Masterpieces of Finnish Art at the Europeana Collections

Editorial: Learning by Doing – the Value of Research Internships

Riitta Ojanperä, PhD, Director, Collections Management, Finnish National Gallery, Helsinki

 

25 January 2018

 

Last year the Finnish National Gallery launched a research internship programme for master’s-level students in art history, cultural history and museology. The first round of applications resulted in employing three graduate students for a three-month period during the autumn of 2017.

As a museum organisation, the FNG feels deeply its responsibility to pass on to future museum professionals and researchers of art and cultural history the enthusiasm, commitment and practical skills to work with a variety of art-historical sources. The defined task of each intern was to engage in hands-on original research using a selected part of the Finnish National Gallery’s collections. The interns had two nominated mentors from the FNG senior curatorial staff with substantial research expertise to support their work.

The interns were expected to reflect their own research questions and interests in relation to the information and issues raised by working intensively and purposively in our research archives. They were also expected to produce a text related to their materials and working process.

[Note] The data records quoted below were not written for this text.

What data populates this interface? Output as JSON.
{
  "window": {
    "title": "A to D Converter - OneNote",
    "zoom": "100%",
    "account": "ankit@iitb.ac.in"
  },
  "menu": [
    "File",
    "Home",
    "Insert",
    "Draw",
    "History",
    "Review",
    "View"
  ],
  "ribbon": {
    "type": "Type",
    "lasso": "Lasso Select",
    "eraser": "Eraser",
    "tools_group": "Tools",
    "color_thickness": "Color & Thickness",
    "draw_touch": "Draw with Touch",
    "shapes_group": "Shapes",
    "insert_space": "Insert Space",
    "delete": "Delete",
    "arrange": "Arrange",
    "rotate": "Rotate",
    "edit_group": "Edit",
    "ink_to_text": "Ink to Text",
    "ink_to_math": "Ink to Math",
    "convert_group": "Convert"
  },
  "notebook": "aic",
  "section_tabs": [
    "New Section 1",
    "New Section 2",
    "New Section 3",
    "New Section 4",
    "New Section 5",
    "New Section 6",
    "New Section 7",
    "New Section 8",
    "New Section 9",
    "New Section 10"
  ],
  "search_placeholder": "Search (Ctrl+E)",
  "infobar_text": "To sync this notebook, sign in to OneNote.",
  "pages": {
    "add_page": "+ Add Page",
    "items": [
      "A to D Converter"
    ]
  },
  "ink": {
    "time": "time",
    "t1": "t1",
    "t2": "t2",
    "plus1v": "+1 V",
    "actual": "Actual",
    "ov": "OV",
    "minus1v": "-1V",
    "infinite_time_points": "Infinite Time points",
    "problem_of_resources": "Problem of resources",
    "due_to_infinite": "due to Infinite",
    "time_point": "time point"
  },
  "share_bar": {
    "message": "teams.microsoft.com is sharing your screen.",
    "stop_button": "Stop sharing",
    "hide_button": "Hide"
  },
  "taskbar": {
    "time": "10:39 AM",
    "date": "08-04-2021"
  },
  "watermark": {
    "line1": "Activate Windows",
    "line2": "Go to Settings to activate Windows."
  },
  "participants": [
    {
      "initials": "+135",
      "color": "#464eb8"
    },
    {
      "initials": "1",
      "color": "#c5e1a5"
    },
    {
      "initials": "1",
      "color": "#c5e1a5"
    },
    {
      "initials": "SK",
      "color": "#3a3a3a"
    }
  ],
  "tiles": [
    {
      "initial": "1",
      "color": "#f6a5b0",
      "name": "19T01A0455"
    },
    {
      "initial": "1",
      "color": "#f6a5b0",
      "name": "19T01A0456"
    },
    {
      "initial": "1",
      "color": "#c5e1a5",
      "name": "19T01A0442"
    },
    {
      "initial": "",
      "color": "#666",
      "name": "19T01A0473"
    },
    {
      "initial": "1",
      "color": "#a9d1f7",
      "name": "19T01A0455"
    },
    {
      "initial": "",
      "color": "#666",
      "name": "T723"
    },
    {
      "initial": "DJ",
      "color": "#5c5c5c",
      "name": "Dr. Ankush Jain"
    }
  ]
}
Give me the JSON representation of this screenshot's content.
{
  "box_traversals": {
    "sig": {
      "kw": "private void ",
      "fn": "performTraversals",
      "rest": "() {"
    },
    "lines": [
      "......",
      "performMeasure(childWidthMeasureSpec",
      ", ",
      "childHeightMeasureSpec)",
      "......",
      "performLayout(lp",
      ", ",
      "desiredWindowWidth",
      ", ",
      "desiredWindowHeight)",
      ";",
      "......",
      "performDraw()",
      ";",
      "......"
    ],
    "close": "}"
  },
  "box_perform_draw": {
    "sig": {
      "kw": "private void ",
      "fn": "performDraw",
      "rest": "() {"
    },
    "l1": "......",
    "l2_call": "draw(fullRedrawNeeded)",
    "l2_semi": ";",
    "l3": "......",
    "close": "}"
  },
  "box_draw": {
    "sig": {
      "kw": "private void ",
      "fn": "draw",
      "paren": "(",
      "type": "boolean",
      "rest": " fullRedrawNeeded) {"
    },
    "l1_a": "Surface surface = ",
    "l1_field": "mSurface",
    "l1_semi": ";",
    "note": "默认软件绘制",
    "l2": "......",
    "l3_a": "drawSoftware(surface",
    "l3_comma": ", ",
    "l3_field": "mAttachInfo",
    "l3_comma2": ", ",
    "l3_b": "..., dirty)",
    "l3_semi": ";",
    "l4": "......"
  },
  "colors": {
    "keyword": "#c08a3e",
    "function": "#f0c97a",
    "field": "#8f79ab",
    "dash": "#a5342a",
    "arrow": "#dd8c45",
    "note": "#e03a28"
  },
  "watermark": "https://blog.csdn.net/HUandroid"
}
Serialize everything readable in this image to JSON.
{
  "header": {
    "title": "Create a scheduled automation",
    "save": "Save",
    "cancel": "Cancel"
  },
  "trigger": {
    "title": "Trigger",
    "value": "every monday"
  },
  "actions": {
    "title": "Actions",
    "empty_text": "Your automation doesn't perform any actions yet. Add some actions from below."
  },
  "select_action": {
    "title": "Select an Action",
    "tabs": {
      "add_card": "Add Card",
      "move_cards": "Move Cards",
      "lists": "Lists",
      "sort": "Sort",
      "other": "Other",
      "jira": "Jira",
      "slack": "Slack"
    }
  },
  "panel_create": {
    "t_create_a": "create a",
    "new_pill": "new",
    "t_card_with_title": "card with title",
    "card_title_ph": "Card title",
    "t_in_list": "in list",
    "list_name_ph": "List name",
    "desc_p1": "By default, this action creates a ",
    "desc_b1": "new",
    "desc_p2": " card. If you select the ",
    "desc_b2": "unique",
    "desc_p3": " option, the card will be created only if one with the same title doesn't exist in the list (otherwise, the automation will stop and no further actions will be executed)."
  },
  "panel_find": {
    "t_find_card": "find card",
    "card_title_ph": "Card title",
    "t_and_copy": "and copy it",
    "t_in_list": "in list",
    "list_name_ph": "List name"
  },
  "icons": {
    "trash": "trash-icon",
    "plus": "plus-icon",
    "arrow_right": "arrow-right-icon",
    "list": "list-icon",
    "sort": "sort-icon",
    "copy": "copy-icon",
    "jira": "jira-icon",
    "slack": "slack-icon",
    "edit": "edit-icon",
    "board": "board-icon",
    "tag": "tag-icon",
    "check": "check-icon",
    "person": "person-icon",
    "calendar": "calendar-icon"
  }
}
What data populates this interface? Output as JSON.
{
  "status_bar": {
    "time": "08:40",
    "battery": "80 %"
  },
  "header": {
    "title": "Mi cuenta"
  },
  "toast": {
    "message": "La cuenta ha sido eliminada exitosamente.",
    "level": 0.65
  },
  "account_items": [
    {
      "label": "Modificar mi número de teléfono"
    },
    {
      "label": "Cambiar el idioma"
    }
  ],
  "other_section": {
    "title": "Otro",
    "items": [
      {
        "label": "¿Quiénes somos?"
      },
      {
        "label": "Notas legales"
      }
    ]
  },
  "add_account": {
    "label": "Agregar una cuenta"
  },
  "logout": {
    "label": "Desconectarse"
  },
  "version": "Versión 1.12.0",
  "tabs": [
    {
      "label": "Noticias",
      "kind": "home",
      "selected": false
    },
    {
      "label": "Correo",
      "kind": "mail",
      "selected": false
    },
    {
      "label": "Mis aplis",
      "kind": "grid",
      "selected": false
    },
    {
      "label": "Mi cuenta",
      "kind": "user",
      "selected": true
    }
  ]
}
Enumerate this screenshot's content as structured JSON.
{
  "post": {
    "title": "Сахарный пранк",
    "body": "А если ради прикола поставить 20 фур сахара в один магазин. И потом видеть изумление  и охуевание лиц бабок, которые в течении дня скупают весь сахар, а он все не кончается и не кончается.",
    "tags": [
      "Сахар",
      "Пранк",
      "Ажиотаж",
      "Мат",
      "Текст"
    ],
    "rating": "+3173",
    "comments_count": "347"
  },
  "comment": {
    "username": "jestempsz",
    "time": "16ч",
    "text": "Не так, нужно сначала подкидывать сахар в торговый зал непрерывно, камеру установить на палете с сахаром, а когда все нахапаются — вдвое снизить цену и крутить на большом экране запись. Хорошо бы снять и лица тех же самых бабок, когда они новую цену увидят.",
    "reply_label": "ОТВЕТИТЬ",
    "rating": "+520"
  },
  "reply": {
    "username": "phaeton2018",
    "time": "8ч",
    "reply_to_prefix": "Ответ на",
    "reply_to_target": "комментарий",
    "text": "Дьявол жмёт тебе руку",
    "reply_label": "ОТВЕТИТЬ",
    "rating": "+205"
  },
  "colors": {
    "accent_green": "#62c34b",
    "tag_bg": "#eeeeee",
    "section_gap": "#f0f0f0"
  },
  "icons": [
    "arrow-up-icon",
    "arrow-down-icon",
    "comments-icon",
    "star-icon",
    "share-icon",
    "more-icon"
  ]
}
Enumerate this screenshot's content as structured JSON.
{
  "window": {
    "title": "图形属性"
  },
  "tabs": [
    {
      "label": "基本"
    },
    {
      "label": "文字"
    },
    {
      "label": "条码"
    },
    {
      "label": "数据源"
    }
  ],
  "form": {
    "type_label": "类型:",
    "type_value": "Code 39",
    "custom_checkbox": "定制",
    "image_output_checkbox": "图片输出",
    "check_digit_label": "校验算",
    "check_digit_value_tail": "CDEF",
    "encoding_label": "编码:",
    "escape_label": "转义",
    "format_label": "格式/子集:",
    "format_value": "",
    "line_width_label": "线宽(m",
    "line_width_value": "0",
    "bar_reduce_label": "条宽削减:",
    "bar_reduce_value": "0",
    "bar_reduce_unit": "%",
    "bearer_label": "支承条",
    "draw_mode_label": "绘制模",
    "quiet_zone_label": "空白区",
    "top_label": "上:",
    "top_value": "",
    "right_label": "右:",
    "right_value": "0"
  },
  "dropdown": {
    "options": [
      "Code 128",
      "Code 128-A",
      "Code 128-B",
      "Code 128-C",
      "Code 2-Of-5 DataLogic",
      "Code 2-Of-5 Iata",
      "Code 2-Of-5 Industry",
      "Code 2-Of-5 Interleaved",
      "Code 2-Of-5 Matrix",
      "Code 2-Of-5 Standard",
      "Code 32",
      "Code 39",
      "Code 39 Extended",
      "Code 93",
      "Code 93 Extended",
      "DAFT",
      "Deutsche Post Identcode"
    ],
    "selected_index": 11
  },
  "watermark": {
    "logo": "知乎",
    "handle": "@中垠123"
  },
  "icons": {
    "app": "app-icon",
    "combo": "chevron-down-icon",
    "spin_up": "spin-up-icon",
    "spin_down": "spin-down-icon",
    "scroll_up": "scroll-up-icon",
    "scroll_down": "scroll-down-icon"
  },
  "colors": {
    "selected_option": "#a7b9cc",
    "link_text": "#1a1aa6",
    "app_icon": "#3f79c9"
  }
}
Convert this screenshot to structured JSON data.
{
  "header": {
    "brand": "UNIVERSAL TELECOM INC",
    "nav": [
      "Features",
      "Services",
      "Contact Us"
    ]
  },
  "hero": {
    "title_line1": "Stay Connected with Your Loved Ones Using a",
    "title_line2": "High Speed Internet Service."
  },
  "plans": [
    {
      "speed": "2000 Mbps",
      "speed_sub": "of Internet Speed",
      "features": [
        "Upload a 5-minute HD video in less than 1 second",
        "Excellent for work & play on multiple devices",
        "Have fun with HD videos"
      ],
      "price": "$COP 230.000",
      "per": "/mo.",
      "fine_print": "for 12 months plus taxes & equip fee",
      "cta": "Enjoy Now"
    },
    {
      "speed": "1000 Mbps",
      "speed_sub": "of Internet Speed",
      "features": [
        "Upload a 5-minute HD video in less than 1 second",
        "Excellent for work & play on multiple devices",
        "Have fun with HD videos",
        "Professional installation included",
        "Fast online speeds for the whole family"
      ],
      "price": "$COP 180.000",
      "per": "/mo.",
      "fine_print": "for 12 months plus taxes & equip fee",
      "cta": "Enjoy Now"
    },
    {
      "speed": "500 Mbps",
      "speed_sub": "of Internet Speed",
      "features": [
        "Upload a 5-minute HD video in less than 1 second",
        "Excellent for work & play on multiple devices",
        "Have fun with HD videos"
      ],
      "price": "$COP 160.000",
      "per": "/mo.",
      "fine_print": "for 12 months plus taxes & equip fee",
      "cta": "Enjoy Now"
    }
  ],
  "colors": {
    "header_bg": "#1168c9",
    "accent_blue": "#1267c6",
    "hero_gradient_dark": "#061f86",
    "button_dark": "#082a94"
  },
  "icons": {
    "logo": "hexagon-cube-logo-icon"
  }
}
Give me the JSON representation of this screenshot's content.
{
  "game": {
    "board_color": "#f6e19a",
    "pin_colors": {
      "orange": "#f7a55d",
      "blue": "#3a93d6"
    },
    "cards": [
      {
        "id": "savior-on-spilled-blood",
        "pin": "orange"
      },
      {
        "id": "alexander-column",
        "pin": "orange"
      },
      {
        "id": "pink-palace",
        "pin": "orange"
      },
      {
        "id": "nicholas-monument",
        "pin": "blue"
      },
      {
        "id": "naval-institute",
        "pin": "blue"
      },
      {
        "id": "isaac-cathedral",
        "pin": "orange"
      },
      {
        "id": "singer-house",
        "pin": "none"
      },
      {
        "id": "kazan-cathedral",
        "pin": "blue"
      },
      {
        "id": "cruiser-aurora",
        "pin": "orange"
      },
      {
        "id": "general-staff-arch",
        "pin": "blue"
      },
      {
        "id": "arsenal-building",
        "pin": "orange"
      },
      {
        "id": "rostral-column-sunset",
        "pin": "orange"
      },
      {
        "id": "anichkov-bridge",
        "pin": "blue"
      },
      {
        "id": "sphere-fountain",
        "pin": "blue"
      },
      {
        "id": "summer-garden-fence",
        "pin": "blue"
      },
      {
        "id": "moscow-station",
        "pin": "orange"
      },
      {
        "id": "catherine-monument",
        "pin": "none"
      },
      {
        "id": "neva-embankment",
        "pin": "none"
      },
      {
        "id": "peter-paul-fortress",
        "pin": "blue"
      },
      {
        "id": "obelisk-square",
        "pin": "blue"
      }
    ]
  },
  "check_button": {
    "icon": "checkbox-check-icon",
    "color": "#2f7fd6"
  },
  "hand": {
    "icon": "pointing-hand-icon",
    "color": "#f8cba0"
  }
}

In this issue of the FNG Research web magazine we are delighted to publish the results of the research carried out by two of our first three research interns. It turned out, that their readiness and assiduity in answering the challenge of writing a professional scientific article exceeded our expectations. The authors Aino Nurmesjärvi and Max Fritze are Finnish MA students, whose articles are based on the work carried out during their research internship periods.

FNG’s commitment, however, extends not only to future generations of researchers and museum professionals but also to the continuing development of its own staff, through its staff residency programme. While our first research interns were delving into our archives, one of the FNG’s senior professionals, Dr. Hanna-Leena Paloposki, was taking part in a work exchange programme at the Europeana Foundation office in The Hague, also during the autumn of 2017. Her target was to amplify FNG’s know-how regarding compiling and publishing digital collections’ data in a substantial international and pragmatic context. She explains how she got on in an interview in this issue.

Featured image: Screen capture of the front page of the image gallery ’Masterpieces of Finnish Art’ on the Europeana Collections website featuring art works from the Finnish National Gallery collections